The genre of New French Extremity is something that for a long time only a few could stomach or relate to. It is brutal, bloody and in your face, but West eases the reader in by giving you a solid base of French history and politics, along with the violence it spawned, in order to help you understand the environment these directors were coming from and the genesis of their films. In essence, French society tended to put a shiny veneer over the ills and wrongs of their actions, turning a blind eye to it all. These films attempt to peel back the shiny exterior of a country celebrated for its culture to show the societal warts that got bigger over centuries.
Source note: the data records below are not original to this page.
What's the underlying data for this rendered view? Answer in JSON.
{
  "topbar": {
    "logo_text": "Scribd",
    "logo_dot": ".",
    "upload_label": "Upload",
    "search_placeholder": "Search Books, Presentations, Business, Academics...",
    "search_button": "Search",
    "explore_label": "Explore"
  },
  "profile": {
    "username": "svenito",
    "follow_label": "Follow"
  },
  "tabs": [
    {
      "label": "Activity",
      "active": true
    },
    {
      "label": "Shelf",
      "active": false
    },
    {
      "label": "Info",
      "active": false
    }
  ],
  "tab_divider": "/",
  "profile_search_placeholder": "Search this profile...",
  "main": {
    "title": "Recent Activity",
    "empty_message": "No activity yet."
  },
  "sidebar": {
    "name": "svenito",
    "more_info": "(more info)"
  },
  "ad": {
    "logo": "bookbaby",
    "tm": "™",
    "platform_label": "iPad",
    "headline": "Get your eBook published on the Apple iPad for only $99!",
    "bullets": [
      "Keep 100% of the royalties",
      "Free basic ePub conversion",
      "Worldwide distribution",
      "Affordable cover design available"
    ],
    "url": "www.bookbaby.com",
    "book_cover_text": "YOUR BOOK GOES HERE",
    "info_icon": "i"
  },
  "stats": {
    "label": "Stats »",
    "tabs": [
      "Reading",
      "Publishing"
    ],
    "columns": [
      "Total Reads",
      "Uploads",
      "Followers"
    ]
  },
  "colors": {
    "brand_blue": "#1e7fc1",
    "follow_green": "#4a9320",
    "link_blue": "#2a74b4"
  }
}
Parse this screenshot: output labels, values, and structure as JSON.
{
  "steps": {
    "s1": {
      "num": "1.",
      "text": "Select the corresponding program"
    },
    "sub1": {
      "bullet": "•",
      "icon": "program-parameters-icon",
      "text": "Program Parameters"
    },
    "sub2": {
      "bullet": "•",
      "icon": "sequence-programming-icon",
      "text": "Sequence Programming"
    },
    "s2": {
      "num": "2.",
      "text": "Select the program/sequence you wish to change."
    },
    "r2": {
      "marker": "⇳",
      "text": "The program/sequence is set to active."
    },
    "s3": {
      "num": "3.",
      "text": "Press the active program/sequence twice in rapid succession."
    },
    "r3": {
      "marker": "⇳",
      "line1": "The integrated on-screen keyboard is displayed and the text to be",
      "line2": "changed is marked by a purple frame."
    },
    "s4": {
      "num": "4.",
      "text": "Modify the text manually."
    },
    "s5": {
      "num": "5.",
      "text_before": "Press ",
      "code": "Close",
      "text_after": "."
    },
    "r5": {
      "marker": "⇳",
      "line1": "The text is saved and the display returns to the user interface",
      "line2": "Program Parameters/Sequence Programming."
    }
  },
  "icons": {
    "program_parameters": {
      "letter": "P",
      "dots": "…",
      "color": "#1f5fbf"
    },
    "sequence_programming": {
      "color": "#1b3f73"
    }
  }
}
While some of the filmmakers may have different approaches to their subject matter, be it murderous country folk, abused women, self-destructive characters or relentless serial killers, West brings them together to map their contributions to pushing societal, sexual and political boundaries, showing how their films soon became cinematic earmarks as well as social commentaries in the history of horror cinema and what is now considered a critical part of the genre.

Most horror critics and writers like myself have seen many of the films West writes about. I saw them because they were a) French and b) horror or taboo; things I love unconditionally, with Martyrs and High Tension sitting in prime positions on my shelves. They were terrifying films yet I was drawn to them. I couldn’t make connections other than they were all French and showed a darker side to the country I romanticized so much; dots on the same page without the lines to connect them. West is able to create threads of similarities with such coherence and logic, that any French extreme enthusiast feels a sense of almost relief as her analysis pinpoints characters, motivations and plotlines to make sense of the chaos you witness on-screen. All the chapters are riveting, but for those of you who search for some meaning from Martyrs as much as I have, West’s dissection and interpretation of the film comes very near to perfection.

Films of the New French Extremity: Visceral Horror and National Identity will resonate with those who love French Extreme cinema and those who have visited (and fallen in love with) France like myself; becoming lured by the romantic façade of an aloof yet beautiful country, only to scratch the surface revealing the grimy reality underneath.  Steeped in the history and culture of France, West’s book makes these admittedly horrifying films accessible and convey an understanding much like one would study a terrifying beast for meaning. It is truly a must read for any and all horror fans and academics out there looking for a comprehensive guide to the beginnings of French Extreme cinema.

[Previously published on Rosemary’s Pixie]